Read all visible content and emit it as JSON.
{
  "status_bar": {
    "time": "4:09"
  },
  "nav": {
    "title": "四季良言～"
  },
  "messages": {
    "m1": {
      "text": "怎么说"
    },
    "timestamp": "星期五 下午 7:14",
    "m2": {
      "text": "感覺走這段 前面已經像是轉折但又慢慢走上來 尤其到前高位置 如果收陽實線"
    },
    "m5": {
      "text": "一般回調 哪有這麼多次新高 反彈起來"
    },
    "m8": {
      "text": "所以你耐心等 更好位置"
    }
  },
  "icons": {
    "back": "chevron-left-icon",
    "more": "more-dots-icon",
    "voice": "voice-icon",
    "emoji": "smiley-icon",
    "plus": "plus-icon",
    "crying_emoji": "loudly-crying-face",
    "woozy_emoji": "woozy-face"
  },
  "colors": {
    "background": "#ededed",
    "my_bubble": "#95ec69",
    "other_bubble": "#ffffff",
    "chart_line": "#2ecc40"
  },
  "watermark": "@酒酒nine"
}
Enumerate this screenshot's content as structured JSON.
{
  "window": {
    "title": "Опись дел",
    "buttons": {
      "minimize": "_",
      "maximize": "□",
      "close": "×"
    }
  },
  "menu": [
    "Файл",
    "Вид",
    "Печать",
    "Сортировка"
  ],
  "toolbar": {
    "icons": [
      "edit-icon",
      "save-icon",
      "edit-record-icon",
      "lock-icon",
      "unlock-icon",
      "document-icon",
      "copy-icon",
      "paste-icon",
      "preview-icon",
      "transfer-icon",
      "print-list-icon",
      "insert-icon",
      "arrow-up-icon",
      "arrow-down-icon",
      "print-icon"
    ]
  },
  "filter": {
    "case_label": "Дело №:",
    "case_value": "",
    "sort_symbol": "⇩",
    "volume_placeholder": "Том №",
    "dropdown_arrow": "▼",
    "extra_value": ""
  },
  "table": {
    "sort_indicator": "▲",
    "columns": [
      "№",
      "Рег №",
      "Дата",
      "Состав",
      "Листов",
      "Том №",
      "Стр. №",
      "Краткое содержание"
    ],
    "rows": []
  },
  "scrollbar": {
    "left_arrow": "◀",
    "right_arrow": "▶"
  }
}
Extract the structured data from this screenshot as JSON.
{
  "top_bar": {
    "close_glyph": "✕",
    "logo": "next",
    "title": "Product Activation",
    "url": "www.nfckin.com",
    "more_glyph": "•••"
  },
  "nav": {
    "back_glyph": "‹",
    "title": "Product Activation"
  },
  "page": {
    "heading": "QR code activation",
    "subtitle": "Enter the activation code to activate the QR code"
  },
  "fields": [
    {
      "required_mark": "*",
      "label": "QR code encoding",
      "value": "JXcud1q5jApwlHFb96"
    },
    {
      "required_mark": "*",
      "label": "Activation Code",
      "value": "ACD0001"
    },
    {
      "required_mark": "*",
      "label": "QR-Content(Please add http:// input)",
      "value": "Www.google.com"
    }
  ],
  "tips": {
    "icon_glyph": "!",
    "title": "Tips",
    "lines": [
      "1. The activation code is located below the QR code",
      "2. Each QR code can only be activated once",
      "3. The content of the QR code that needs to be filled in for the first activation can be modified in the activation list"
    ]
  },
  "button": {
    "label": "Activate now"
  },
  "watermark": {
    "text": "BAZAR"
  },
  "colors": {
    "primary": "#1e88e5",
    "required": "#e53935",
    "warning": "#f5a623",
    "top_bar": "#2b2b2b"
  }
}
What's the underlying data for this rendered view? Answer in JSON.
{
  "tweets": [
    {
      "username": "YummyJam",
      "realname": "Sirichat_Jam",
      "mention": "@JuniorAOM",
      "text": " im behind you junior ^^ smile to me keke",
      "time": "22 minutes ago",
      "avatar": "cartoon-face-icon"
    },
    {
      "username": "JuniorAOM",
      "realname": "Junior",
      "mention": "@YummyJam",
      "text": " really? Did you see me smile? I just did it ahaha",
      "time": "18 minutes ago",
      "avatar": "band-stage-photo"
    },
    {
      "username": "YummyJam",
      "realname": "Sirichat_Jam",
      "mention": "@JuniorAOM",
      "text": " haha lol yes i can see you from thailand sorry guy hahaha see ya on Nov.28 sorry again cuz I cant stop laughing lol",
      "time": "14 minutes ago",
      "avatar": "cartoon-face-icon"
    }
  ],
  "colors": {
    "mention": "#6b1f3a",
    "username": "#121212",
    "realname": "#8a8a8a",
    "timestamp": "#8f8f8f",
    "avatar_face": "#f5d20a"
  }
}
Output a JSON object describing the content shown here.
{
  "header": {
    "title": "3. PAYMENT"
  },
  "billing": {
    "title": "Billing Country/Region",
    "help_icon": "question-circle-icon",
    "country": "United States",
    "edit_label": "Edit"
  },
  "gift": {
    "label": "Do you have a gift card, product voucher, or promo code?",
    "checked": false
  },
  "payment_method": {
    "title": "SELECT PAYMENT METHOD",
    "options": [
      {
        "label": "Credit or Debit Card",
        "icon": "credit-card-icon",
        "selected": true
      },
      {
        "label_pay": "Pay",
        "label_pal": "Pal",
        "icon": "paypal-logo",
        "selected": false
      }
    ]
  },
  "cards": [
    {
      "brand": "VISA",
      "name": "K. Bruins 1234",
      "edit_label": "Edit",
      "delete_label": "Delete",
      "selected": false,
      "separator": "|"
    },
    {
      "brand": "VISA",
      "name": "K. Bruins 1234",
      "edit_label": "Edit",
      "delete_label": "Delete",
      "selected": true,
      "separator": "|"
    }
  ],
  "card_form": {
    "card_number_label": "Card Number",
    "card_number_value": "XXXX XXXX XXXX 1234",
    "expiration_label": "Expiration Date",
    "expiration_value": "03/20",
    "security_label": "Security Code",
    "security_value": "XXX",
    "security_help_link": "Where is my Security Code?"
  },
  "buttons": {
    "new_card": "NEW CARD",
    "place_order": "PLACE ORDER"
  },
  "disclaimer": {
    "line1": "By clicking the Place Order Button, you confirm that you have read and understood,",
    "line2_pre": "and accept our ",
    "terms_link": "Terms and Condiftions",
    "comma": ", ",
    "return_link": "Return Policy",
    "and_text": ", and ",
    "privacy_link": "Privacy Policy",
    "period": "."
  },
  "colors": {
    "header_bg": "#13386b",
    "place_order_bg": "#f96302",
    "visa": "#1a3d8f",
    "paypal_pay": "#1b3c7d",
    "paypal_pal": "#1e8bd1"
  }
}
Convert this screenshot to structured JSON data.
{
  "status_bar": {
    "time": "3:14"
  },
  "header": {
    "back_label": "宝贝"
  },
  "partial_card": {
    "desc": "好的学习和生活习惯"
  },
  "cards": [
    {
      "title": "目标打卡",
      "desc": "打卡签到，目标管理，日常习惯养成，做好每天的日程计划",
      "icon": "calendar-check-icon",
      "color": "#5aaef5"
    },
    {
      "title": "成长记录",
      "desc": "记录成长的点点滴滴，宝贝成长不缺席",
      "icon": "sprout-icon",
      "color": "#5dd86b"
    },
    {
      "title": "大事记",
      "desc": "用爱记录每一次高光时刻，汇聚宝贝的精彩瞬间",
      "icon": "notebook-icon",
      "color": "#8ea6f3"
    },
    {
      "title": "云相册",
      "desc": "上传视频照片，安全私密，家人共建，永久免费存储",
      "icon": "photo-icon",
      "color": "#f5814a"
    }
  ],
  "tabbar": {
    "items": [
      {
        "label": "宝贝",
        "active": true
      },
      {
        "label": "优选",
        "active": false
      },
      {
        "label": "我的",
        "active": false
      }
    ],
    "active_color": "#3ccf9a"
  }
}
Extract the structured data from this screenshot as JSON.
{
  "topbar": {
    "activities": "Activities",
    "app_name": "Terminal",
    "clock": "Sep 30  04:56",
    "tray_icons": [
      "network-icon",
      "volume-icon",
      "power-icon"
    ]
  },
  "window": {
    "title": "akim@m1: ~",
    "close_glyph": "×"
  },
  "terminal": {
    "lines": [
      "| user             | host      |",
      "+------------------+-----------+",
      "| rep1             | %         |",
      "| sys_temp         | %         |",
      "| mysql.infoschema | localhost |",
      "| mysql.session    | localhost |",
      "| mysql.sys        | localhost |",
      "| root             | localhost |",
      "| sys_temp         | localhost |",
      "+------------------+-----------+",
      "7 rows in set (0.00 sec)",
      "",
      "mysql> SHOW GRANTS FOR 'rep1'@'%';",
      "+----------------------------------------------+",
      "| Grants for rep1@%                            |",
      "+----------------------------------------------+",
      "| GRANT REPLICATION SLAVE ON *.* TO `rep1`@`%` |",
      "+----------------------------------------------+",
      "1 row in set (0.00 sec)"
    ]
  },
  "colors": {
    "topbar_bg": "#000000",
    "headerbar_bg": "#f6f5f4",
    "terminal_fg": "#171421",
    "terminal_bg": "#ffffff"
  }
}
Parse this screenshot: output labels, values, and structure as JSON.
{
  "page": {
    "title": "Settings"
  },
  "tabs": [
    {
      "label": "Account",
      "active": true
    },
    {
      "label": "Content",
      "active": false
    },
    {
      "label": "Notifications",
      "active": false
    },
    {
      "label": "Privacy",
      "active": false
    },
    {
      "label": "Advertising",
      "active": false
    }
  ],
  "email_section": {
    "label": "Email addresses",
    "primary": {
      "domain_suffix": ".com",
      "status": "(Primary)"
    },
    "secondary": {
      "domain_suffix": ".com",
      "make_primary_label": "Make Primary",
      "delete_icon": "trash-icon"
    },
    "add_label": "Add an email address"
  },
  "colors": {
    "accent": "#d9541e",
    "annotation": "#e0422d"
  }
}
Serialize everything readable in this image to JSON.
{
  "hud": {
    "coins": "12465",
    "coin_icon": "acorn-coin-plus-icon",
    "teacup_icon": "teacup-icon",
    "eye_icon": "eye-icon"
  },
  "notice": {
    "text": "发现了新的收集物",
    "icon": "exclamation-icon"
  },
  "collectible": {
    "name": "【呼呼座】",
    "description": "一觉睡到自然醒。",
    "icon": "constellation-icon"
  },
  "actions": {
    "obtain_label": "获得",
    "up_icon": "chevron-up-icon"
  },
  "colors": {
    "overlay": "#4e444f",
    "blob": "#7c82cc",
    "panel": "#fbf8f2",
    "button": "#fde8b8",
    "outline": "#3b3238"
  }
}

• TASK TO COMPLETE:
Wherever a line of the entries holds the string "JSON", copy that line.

• WRITTEN RESPONSE:
Read all visible content and emit it as JSON.
Enumerate this screenshot's content as structured JSON.
Extract the structured data from this screenshot as JSON.
What's the underlying data for this rendered view? Answer in JSON.
Output a JSON object describing the content shown here.
Convert this screenshot to structured JSON data.
Extract the structured data from this screenshot as JSON.
Parse this screenshot: output labels, values, and structure as JSON.
Serialize everything readable in this image to JSON.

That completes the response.